    Actually 12.2 represents @60% capacity left in the battery and likely if you have any loads running closer to 70%, but suggesting running your generator at that level is sound.

    You might check sailboat forums for ways of mounting solar panels for best use when at anchor, I've heard on doing a hardtop bimini with mounted panels and even cantilevering them off the fantail.

    I think PG 6 shows a designed fantail mount.
    Home system 4000 watt (Evergreen) array standing, with 2 Midnite Classic Lites,  Midnite E-panel, Magnum MS4024, Prosine 1800(now backup) and Exeltech 1100(former backup...lol), 660 ah 24v Forklift battery(now 10 years old). Off grid for 20 years (if I include 8 months on a bicycle).
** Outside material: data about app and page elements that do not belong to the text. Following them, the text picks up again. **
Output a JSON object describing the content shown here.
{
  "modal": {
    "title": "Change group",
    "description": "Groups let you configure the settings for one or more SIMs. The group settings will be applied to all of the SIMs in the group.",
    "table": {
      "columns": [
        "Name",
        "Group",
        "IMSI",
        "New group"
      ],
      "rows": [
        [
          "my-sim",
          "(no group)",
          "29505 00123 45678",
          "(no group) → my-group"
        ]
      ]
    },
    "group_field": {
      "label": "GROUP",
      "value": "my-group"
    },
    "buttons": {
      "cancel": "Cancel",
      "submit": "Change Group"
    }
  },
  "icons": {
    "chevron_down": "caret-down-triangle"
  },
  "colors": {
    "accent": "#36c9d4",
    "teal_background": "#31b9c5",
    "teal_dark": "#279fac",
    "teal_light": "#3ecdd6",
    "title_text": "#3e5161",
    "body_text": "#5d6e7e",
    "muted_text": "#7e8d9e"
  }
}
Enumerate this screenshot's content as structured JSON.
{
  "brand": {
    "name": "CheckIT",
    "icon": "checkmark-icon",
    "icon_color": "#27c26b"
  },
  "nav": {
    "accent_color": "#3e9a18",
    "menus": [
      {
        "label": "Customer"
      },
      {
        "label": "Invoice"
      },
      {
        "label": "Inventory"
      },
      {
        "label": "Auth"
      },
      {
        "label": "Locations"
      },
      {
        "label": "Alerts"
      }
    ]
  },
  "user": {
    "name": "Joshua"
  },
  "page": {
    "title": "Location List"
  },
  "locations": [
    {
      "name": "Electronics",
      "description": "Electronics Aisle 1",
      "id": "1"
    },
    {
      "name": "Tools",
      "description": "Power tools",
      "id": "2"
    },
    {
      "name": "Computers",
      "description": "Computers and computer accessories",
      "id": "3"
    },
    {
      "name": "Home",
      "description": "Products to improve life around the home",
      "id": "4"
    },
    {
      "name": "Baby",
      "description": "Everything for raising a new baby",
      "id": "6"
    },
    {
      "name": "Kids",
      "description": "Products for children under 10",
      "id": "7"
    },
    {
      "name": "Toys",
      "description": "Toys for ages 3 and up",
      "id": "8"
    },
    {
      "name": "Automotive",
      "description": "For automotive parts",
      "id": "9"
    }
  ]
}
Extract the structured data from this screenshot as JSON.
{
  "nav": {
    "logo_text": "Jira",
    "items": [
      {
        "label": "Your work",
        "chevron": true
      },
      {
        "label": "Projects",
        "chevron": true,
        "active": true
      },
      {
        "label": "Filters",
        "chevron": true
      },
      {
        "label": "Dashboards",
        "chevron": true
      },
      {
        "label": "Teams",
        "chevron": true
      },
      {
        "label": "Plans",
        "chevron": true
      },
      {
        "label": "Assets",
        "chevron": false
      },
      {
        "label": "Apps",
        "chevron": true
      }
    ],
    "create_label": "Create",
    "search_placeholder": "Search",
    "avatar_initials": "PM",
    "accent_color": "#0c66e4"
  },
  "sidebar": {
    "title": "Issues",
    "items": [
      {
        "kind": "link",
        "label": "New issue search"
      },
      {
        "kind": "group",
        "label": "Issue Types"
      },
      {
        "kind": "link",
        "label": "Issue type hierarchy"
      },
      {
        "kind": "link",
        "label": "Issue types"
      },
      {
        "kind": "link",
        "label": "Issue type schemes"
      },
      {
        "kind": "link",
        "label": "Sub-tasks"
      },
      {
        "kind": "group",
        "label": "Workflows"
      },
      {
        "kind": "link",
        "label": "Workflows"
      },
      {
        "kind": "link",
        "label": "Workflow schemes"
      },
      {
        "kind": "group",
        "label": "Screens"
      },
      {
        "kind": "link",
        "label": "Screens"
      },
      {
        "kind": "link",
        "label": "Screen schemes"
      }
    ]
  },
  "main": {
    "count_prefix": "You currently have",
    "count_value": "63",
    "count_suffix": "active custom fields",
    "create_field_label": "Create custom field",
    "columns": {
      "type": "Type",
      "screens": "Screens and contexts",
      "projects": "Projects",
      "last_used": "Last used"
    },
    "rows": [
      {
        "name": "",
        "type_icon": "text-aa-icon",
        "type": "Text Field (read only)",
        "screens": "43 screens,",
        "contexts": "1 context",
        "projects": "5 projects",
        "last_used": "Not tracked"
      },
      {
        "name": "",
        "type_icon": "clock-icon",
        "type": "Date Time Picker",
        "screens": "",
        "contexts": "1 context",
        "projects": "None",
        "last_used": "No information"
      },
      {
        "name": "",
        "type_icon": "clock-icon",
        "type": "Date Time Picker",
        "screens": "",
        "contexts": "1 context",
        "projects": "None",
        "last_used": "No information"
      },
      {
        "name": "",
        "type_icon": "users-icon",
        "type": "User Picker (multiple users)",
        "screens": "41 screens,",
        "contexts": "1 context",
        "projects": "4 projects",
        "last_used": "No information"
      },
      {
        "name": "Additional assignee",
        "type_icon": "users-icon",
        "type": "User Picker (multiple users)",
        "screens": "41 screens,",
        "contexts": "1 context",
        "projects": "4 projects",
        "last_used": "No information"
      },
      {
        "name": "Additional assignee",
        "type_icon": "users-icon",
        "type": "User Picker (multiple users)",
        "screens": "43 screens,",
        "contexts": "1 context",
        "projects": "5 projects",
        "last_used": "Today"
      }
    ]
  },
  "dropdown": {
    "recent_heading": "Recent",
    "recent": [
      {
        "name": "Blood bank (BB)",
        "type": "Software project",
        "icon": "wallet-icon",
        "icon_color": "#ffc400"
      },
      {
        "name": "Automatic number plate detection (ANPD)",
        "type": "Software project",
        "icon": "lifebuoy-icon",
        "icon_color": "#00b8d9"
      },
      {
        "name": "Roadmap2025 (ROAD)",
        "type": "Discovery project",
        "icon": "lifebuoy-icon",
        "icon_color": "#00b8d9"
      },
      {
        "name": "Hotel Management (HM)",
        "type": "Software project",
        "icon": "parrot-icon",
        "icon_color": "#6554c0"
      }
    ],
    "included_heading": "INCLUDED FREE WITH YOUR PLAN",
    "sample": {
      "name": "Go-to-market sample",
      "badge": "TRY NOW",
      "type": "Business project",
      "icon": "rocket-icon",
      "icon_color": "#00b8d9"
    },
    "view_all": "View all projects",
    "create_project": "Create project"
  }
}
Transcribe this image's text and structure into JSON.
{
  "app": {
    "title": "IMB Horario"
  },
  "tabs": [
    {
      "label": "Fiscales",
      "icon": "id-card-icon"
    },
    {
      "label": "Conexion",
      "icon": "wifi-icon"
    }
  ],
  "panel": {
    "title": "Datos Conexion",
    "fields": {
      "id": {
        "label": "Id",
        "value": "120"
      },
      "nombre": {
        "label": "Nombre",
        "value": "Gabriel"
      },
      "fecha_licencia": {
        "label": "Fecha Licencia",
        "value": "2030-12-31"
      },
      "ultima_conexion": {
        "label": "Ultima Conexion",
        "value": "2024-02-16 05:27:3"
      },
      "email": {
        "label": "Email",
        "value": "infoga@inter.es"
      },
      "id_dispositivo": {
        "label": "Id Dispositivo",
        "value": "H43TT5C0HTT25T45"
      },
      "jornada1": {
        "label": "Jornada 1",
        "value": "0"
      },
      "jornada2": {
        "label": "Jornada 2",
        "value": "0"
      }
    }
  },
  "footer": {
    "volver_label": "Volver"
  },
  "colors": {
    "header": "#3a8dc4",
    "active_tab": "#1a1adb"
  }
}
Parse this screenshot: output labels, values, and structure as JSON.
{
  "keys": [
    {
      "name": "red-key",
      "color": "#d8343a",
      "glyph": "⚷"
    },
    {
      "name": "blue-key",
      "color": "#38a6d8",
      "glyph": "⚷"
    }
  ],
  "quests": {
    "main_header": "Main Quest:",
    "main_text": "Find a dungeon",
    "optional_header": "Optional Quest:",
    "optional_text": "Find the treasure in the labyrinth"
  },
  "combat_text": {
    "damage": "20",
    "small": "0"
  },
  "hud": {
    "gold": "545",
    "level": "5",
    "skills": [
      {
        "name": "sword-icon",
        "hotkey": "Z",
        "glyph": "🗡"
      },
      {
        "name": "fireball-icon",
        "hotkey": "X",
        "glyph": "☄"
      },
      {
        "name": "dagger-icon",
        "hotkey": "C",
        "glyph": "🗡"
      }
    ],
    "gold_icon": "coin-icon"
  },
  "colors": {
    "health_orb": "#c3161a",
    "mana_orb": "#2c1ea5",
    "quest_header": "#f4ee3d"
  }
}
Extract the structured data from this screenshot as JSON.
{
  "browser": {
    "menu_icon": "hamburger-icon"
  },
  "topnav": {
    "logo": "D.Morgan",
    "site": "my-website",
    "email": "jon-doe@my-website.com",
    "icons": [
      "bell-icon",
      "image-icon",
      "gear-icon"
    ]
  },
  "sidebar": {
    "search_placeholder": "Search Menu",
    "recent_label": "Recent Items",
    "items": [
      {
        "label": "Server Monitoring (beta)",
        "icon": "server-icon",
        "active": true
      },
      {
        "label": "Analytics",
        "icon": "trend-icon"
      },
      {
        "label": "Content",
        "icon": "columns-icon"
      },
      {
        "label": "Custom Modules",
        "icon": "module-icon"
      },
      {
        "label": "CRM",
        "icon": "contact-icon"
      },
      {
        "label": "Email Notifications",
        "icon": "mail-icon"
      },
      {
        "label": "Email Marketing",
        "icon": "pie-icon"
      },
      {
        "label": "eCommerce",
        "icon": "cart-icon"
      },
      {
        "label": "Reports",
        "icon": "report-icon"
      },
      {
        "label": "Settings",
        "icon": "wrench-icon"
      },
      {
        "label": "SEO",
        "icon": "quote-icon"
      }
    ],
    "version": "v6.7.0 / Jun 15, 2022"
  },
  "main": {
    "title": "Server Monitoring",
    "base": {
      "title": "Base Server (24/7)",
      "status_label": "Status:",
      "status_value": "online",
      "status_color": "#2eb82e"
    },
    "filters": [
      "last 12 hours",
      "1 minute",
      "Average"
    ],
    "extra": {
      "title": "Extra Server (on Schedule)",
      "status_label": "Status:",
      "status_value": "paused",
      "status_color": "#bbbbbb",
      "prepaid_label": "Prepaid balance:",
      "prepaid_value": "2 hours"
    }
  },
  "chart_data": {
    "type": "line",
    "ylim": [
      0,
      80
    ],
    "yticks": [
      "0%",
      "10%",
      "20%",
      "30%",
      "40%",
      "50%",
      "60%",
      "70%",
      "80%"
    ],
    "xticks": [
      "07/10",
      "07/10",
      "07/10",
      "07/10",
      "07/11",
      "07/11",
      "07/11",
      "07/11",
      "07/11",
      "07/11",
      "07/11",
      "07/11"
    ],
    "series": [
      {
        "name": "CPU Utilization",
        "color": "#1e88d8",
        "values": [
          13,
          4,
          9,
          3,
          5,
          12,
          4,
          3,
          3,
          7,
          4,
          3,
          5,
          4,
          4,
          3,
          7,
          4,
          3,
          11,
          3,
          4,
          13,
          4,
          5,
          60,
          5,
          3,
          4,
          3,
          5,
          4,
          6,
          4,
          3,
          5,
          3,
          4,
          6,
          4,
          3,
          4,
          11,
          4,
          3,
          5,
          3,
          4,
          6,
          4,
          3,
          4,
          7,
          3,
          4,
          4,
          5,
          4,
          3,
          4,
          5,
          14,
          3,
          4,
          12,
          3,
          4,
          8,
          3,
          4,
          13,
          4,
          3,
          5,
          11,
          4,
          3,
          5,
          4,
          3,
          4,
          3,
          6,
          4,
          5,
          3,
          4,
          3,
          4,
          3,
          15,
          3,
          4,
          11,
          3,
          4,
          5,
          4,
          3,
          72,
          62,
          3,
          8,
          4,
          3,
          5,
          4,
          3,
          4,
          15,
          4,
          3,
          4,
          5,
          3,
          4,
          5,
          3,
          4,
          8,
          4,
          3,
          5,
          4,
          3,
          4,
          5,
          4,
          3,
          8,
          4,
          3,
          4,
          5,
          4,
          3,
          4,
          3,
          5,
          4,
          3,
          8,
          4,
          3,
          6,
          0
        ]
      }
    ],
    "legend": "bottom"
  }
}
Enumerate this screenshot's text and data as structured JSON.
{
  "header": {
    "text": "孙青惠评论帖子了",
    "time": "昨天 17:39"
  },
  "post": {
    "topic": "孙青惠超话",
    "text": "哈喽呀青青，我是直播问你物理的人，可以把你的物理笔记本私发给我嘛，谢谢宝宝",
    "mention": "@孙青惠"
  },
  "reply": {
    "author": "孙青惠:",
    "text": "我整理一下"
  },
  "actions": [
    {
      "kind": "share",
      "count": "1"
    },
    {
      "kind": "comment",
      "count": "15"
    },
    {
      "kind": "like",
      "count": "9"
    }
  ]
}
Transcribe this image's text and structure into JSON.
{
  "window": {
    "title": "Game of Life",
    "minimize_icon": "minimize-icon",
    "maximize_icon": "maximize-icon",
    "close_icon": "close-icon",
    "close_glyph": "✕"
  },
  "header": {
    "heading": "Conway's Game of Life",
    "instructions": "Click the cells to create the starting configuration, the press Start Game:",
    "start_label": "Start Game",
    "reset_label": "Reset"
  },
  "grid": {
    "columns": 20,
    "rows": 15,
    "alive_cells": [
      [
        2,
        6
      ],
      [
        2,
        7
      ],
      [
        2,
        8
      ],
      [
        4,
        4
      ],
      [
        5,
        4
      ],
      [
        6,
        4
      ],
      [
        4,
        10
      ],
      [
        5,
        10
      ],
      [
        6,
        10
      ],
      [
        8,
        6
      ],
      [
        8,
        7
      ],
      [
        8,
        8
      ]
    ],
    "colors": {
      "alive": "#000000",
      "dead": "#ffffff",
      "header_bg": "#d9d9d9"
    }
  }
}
    - Assorted other systems, pieces and to many panels in the closet to not do more projects.